1 lb (about 4-5 large stalks) rhubarb, cut into large chunks, about 1"
4 tbsp honey
4 tbsp soy sauce
6-8 garlic cloves, peeled
1-2 fresh red chilies, halved and deseeded
1 heaping tsp Chinese five spice powder
2" piece of fresh ginger, peeled and roughly chopped

about 3-4 cups chicken broth (roughly 1 x 32oz box)

Canola or peanut oil
Salt and pepper

Soba or udon noodles, boiled according to directions on package
A couple of green onions/scallions, thinly sliced
Toasted sesame seeds
Fresh lime wedges

(this recipe can be made in a slow cooker/crock pot as well - I prefer the oven method for this recipe)

Preheat oven to 350F.

In a food processor, add the rhubarb, honey, soy sauce, garlic, chilies, Chinese five spice, and ginger. Blend together until mixture is pretty smooth.

Meanwhile, cut your pork shoulder into small baseball-sized portions or chunks.

Season with salt and pepper.

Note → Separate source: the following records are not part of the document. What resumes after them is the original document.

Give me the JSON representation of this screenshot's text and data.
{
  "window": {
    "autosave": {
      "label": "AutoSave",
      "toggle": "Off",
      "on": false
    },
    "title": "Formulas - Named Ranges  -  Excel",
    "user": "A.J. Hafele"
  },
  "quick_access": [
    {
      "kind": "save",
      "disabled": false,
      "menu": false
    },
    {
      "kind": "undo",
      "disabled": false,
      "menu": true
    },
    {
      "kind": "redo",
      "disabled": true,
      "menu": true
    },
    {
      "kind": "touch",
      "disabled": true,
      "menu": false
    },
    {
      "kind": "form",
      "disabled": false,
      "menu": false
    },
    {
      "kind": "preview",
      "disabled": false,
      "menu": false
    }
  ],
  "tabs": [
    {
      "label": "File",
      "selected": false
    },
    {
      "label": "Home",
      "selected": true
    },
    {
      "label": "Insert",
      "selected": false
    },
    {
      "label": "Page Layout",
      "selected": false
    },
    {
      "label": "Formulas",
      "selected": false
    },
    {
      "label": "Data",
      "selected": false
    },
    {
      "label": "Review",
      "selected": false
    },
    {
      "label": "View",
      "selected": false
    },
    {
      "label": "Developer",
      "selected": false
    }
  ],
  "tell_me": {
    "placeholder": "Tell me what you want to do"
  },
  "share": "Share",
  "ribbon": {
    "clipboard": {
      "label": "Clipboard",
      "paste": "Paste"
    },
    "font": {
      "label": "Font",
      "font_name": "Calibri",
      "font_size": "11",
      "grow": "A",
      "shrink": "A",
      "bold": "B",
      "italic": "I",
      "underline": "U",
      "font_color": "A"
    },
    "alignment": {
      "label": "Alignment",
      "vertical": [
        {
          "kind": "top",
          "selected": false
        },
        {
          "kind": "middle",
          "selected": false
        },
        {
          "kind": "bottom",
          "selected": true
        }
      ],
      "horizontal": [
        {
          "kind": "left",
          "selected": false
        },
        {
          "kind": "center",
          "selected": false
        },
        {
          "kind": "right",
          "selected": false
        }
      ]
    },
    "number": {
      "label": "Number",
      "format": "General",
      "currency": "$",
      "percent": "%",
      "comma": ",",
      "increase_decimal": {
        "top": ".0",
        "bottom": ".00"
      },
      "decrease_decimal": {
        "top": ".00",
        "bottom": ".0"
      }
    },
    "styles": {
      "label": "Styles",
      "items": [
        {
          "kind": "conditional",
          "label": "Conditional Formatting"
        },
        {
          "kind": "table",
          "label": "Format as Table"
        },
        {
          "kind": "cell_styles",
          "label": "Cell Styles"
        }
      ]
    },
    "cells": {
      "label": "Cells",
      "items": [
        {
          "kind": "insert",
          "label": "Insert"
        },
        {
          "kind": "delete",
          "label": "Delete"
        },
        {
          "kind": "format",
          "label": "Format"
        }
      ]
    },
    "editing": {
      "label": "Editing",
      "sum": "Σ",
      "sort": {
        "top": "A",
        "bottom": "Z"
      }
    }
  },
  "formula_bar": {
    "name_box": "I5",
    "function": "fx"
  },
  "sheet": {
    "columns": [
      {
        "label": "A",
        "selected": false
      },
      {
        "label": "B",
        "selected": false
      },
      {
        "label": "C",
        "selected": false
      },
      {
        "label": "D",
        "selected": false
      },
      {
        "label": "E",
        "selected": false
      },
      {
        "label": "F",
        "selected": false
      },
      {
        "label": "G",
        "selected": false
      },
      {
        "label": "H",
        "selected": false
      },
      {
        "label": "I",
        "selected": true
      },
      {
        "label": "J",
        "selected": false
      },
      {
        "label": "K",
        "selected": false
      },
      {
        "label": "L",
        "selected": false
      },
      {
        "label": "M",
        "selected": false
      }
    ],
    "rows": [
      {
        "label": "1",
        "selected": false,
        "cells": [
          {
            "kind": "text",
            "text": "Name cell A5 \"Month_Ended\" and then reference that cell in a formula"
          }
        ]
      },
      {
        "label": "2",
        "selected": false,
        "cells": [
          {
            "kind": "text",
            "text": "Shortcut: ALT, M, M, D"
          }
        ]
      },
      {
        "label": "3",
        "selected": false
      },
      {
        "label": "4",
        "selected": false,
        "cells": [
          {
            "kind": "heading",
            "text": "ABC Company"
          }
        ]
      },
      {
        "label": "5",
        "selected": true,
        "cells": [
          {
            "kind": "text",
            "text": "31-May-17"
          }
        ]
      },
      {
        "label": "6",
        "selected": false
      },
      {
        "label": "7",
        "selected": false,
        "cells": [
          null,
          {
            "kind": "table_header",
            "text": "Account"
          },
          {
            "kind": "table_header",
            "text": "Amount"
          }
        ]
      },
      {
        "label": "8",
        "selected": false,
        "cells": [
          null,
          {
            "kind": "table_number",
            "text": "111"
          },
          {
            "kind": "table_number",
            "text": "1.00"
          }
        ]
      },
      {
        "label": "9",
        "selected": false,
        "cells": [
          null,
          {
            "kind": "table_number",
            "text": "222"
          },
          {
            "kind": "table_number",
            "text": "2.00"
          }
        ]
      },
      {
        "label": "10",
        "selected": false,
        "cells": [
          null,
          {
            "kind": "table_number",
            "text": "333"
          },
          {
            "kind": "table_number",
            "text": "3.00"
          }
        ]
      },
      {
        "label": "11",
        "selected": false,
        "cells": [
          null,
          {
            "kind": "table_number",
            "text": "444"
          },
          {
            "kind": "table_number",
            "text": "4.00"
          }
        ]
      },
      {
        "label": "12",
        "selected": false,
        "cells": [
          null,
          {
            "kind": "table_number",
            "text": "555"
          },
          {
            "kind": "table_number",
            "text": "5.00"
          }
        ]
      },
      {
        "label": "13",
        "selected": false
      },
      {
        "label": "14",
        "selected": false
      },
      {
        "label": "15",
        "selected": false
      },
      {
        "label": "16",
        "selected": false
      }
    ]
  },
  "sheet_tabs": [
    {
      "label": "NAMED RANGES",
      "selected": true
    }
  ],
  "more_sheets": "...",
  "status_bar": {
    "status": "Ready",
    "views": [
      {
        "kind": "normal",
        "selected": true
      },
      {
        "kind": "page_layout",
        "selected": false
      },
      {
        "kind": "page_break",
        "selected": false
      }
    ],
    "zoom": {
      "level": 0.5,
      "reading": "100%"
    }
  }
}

Heat a large dutch oven or baking vessel over high heat; add the meat and the rhubarb marinade and enough chicken broth to slightly cover the meat.  Bring mixture to a simmer, remove from heat, place lid on top (or cover with foil) and place in preheated oven for 2-3 hours (or longer) until pork is extremely tender and "shreds" when you fork at it.

Remove pork from pan and allow to rest a bit, about 20 minutes. Cut pork into small chunks.

In a saute pan over medium high heat, add 1-2 tbsp of oil and add each smaller pork chunk to the oil to crisp up on each side, about 30 seconds a side. When desired caramelization is reached, remove from pan and set aside.

Serve pork over noodles garnished with some green onions, sesame seeds, and lime wedges with a drizzle of the cooking liquid from the braise.

This was one of the most unique meals I had made in a long time, and the flavors and textures left not only us but also our guests to sneak back into the kitchen for seconds, not knowing if it was the tang of the rhubarb, the caramelization of the pork in the saute pan, or just the well roundedness of all of the flavors melting together that they liked the best. Try this recipe next time instead of your traditional carnitas recipe for an exciting and flavorful departure your taste buds will thank you for.